WESTON, Vt. – “Return with us to those glorious days of yesteryear.” There was plenty of hardship and hard work, but also lots of Yankee ingenuity as our colonial forbears succeeded in carving out a meaningful life in the forests and fields of New England during the late 18th and 19th centuries. Craft Day is a tribute to their industry and their skills.
On Saturday, Sept. 7, from 11 a.m. to 4 p.m., the Weston Historical Society will present their seventh Colonial Craft Day on their museum campus just north of the Weston Green on Route 100. Skills of the 18th and 19th centuries will be demonstrated, and tools and machinery of the period will be in operation and on display.
Favorites from prior years will be on hand, beginning with Cooper Glenn Lael, who will demonstrate the skills used in making barrels, and the 18th-century methods of peeling apples and pressing them into cider always attracts a crowd. Bring your own apples and take a turn at pressing your own cider.
Weston’s Farrar-Mansur House Museum, an historic homestead and tavern dating from 1797, will be open for tours, including the remarkable exhibit on Vermont’s sharpshooters in the Civil War, new in 2019.
Lace-maker Donna Faturos will again be demonstrating and explaining her skill, while Deb Lyneis will show how to make braided rugs, and Carrie Chalmers will exhibit spinning techniques.

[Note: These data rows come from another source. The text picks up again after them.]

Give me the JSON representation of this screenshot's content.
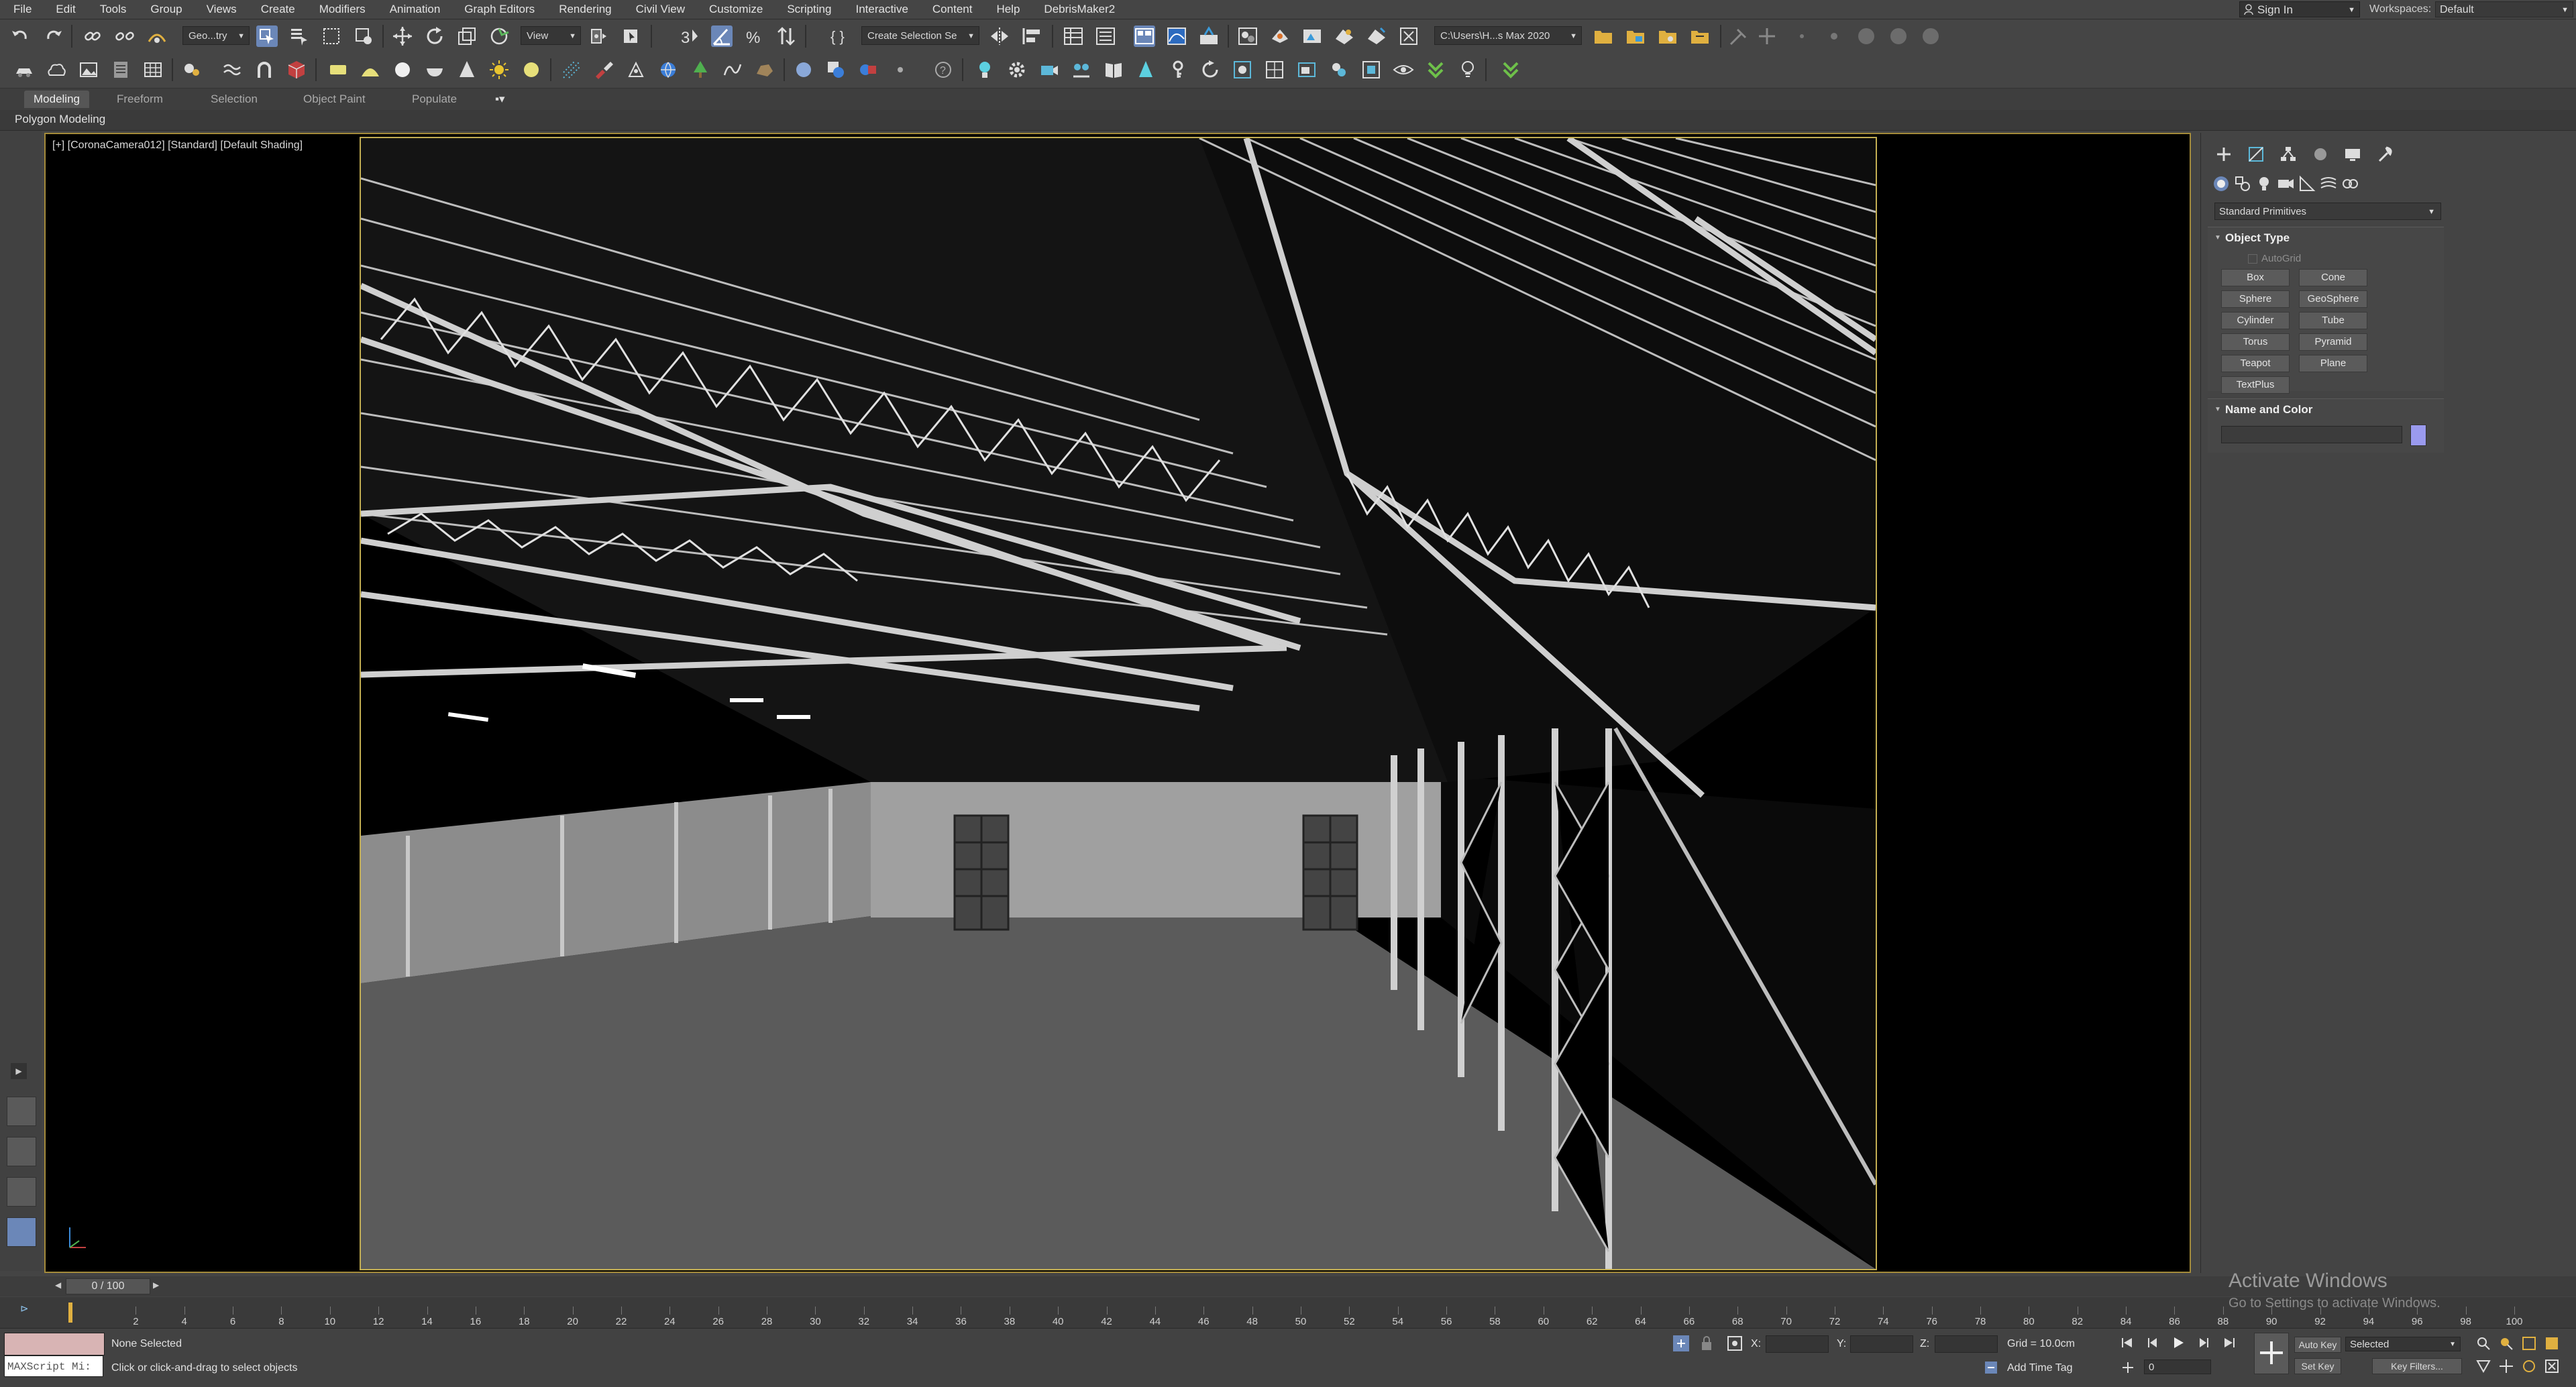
{
  "menu": {
    "items": [
      "File",
      "Edit",
      "Tools",
      "Group",
      "Views",
      "Create",
      "Modifiers",
      "Animation",
      "Graph Editors",
      "Rendering",
      "Civil View",
      "Customize",
      "Scripting",
      "Interactive",
      "Content",
      "Help",
      "DebrisMaker2"
    ],
    "sign_in": "Sign In",
    "workspaces_label": "Workspaces:",
    "workspace_value": "Default"
  },
  "toolbar": {
    "selection_filter": "Geo...try",
    "reference_coord": "View",
    "named_selection": "Create Selection Se",
    "project_path": "C:\\Users\\H...s Max 2020"
  },
  "ribbon": {
    "tabs": [
      "Modeling",
      "Freeform",
      "Selection",
      "Object Paint",
      "Populate"
    ],
    "active_tab": "Modeling",
    "panel_label": "Polygon Modeling"
  },
  "viewport": {
    "label": "[+] [CoronaCamera012] [Standard] [Default Shading]",
    "colors": {
      "border_active": "#c2ad52",
      "background": "#000000"
    }
  },
  "command_panel": {
    "category": "Standard Primitives",
    "object_type": {
      "title": "Object Type",
      "autogrid": "AutoGrid",
      "buttons": [
        "Box",
        "Cone",
        "Sphere",
        "GeoSphere",
        "Cylinder",
        "Tube",
        "Torus",
        "Pyramid",
        "Teapot",
        "Plane",
        "TextPlus"
      ]
    },
    "name_and_color": {
      "title": "Name and Color",
      "name_value": "",
      "color": "#9a9aee"
    }
  },
  "timeline": {
    "frame_display": "0 / 100",
    "ticks": [
      2,
      4,
      6,
      8,
      10,
      12,
      14,
      16,
      18,
      20,
      22,
      24,
      26,
      28,
      30,
      32,
      34,
      36,
      38,
      40,
      42,
      44,
      46,
      48,
      50,
      52,
      54,
      56,
      58,
      60,
      62,
      64,
      66,
      68,
      70,
      72,
      74,
      76,
      78,
      80,
      82,
      84,
      86,
      88,
      90,
      92,
      94,
      96,
      98,
      100
    ]
  },
  "status": {
    "maxscript": "MAXScript Mi:",
    "selection": "None Selected",
    "prompt": "Click or click-and-drag to select objects",
    "x_label": "X:",
    "y_label": "Y:",
    "z_label": "Z:",
    "grid": "Grid = 10.0cm",
    "add_time_tag": "Add Time Tag",
    "auto_key": "Auto Key",
    "auto_key_mode": "Selected",
    "set_key": "Set Key",
    "key_filters": "Key Filters...",
    "current_frame": "0"
  },
  "watermark": {
    "title": "Activate Windows",
    "subtitle": "Go to Settings to activate Windows."
  }
}
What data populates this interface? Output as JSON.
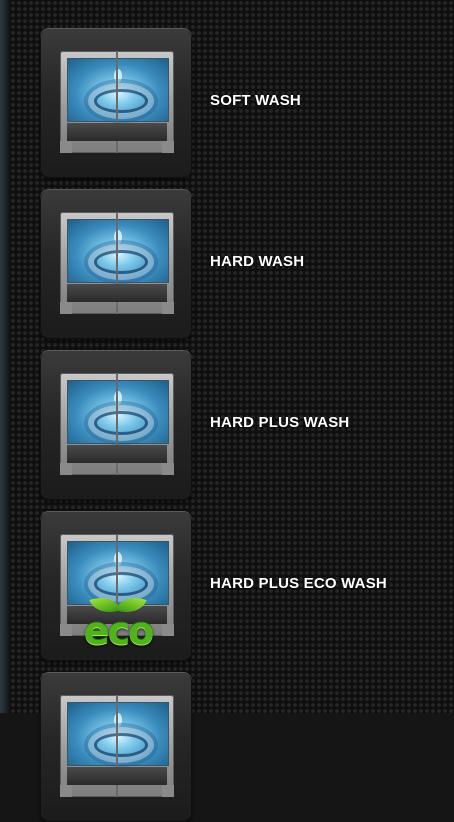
{
  "programs": [
    {
      "label": "SOFT WASH",
      "icon": "washing-machine-icon",
      "eco": false
    },
    {
      "label": "HARD WASH",
      "icon": "washing-machine-icon",
      "eco": false
    },
    {
      "label": "HARD PLUS WASH",
      "icon": "washing-machine-icon",
      "eco": false
    },
    {
      "label": "HARD PLUS ECO WASH",
      "icon": "washing-machine-icon",
      "eco": true,
      "badge": "eco"
    },
    {
      "label": "",
      "icon": "washing-machine-icon",
      "eco": false
    }
  ],
  "colors": {
    "label": "#ffffff",
    "eco_green": "#4fb41c",
    "background": "#151515"
  }
}
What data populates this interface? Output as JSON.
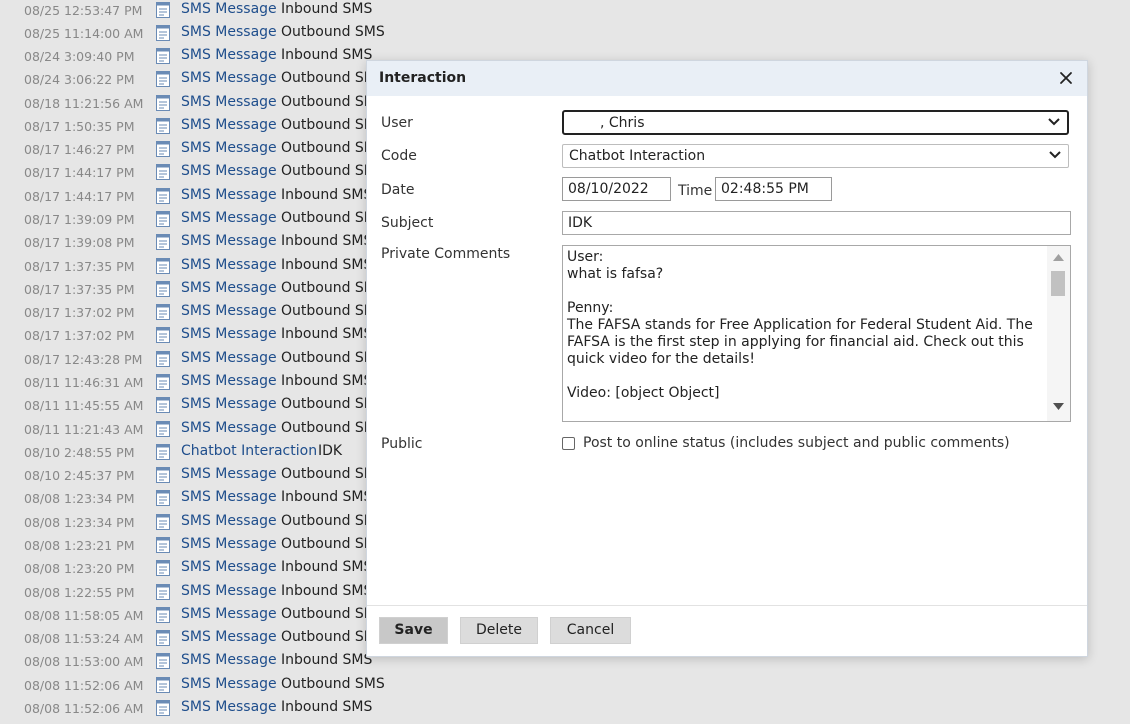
{
  "background_list": {
    "rows": [
      {
        "date": "08/25 12:53:47 PM",
        "link": "SMS Message",
        "type": "Inbound SMS"
      },
      {
        "date": "08/25 11:14:00 AM",
        "link": "SMS Message",
        "type": "Outbound SMS"
      },
      {
        "date": "08/24 3:09:40 PM",
        "link": "SMS Message",
        "type": "Inbound SMS"
      },
      {
        "date": "08/24 3:06:22 PM",
        "link": "SMS Message",
        "type": "Outbound SMS"
      },
      {
        "date": "08/18 11:21:56 AM",
        "link": "SMS Message",
        "type": "Outbound SMS"
      },
      {
        "date": "08/17 1:50:35 PM",
        "link": "SMS Message",
        "type": "Outbound SMS"
      },
      {
        "date": "08/17 1:46:27 PM",
        "link": "SMS Message",
        "type": "Outbound SMS"
      },
      {
        "date": "08/17 1:44:17 PM",
        "link": "SMS Message",
        "type": "Outbound SMS"
      },
      {
        "date": "08/17 1:44:17 PM",
        "link": "SMS Message",
        "type": "Inbound SMS"
      },
      {
        "date": "08/17 1:39:09 PM",
        "link": "SMS Message",
        "type": "Outbound SMS"
      },
      {
        "date": "08/17 1:39:08 PM",
        "link": "SMS Message",
        "type": "Inbound SMS"
      },
      {
        "date": "08/17 1:37:35 PM",
        "link": "SMS Message",
        "type": "Inbound SMS"
      },
      {
        "date": "08/17 1:37:35 PM",
        "link": "SMS Message",
        "type": "Outbound SMS"
      },
      {
        "date": "08/17 1:37:02 PM",
        "link": "SMS Message",
        "type": "Outbound SMS"
      },
      {
        "date": "08/17 1:37:02 PM",
        "link": "SMS Message",
        "type": "Inbound SMS"
      },
      {
        "date": "08/17 12:43:28 PM",
        "link": "SMS Message",
        "type": "Outbound SMS"
      },
      {
        "date": "08/11 11:46:31 AM",
        "link": "SMS Message",
        "type": "Inbound SMS"
      },
      {
        "date": "08/11 11:45:55 AM",
        "link": "SMS Message",
        "type": "Outbound SMS"
      },
      {
        "date": "08/11 11:21:43 AM",
        "link": "SMS Message",
        "type": "Outbound SMS"
      },
      {
        "date": "08/10 2:48:55 PM",
        "link": "Chatbot Interaction",
        "type": "IDK"
      },
      {
        "date": "08/10 2:45:37 PM",
        "link": "SMS Message",
        "type": "Outbound SMS"
      },
      {
        "date": "08/08 1:23:34 PM",
        "link": "SMS Message",
        "type": "Inbound SMS"
      },
      {
        "date": "08/08 1:23:34 PM",
        "link": "SMS Message",
        "type": "Outbound SMS"
      },
      {
        "date": "08/08 1:23:21 PM",
        "link": "SMS Message",
        "type": "Outbound SMS"
      },
      {
        "date": "08/08 1:23:20 PM",
        "link": "SMS Message",
        "type": "Inbound SMS"
      },
      {
        "date": "08/08 1:22:55 PM",
        "link": "SMS Message",
        "type": "Inbound SMS"
      },
      {
        "date": "08/08 11:58:05 AM",
        "link": "SMS Message",
        "type": "Outbound SMS"
      },
      {
        "date": "08/08 11:53:24 AM",
        "link": "SMS Message",
        "type": "Outbound SMS"
      },
      {
        "date": "08/08 11:53:00 AM",
        "link": "SMS Message",
        "type": "Inbound SMS"
      },
      {
        "date": "08/08 11:52:06 AM",
        "link": "SMS Message",
        "type": "Outbound SMS"
      },
      {
        "date": "08/08 11:52:06 AM",
        "link": "SMS Message",
        "type": "Inbound SMS"
      }
    ]
  },
  "dialog": {
    "title": "Interaction",
    "close_icon": "close-icon",
    "fields": {
      "user": {
        "label": "User",
        "value": ", Chris"
      },
      "code": {
        "label": "Code",
        "value": "Chatbot Interaction"
      },
      "date": {
        "label": "Date",
        "value": "08/10/2022"
      },
      "time": {
        "label": "Time",
        "value": "02:48:55 PM"
      },
      "subject": {
        "label": "Subject",
        "value": "IDK"
      },
      "comments": {
        "label": "Private Comments",
        "lines": [
          "User:",
          "what is fafsa?",
          "",
          "Penny:",
          "The FAFSA stands for Free Application for Federal Student Aid. The FAFSA is the first step in applying for financial aid. Check out this quick video for the details!",
          "",
          "Video: [object Object]"
        ]
      },
      "public": {
        "label": "Public",
        "checkbox_text": "Post to online status (includes subject and public comments)",
        "checked": false
      }
    },
    "buttons": {
      "save": "Save",
      "delete": "Delete",
      "cancel": "Cancel"
    }
  },
  "colors": {
    "link": "#1f4e8c",
    "dialog_header": "#e9eff6",
    "page_background": "#e6e6e6"
  }
}
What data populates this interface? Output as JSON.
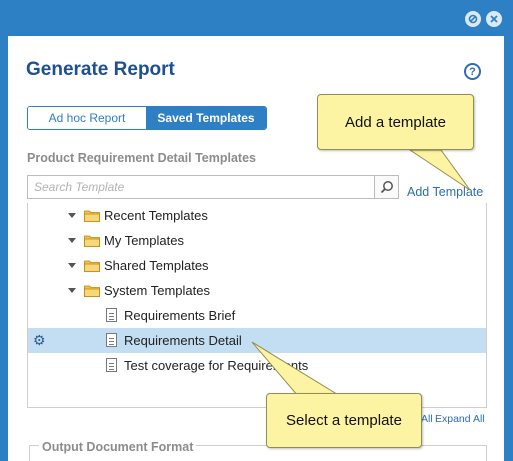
{
  "dialog": {
    "title": "Generate Report",
    "help_glyph": "?"
  },
  "tabs": {
    "adhoc_label": "Ad hoc Report",
    "saved_label": "Saved Templates",
    "active": "Saved Templates"
  },
  "section_title": "Product Requirement Detail Templates",
  "search": {
    "placeholder": "Search Template"
  },
  "add_template_label": "Add Template",
  "tree": {
    "folders": [
      {
        "label": "Recent Templates"
      },
      {
        "label": "My Templates"
      },
      {
        "label": "Shared Templates"
      },
      {
        "label": "System Templates"
      }
    ],
    "items": [
      {
        "label": "Requirements Brief"
      },
      {
        "label": "Requirements Detail",
        "selected": true
      },
      {
        "label": "Test coverage for Requirements"
      }
    ]
  },
  "collapse_all_partial": "All",
  "expand_all_label": "Expand All",
  "output_format_label": "Output Document Format",
  "callouts": {
    "add_template": "Add a template",
    "select_template": "Select a template"
  },
  "colors": {
    "accent": "#2e7fc4",
    "title": "#1d4f91",
    "selection": "#c3ddf2",
    "callout_fill": "#fdf4a3"
  }
}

At the Mill Museum, Weston’s famous Grist Mill will be grinding corn, the hit-and miss engine will be puffing away, and the operation of the revolutionary Lane Shingle Maker will be explained.
Featured will be two historic pieces of rolling stock: the 1886 wagon used by the Weston Cornet Band for 50 years and an authentic 18th-century tinker’s wagon. Maya Drummond and Garry Sharon will provide some “old time” fiddle music.
Colonial Craft Day is always educational, always entertaining for the whole family. Please join us. There is no admission charge; voluntary donations are greatly appreciated.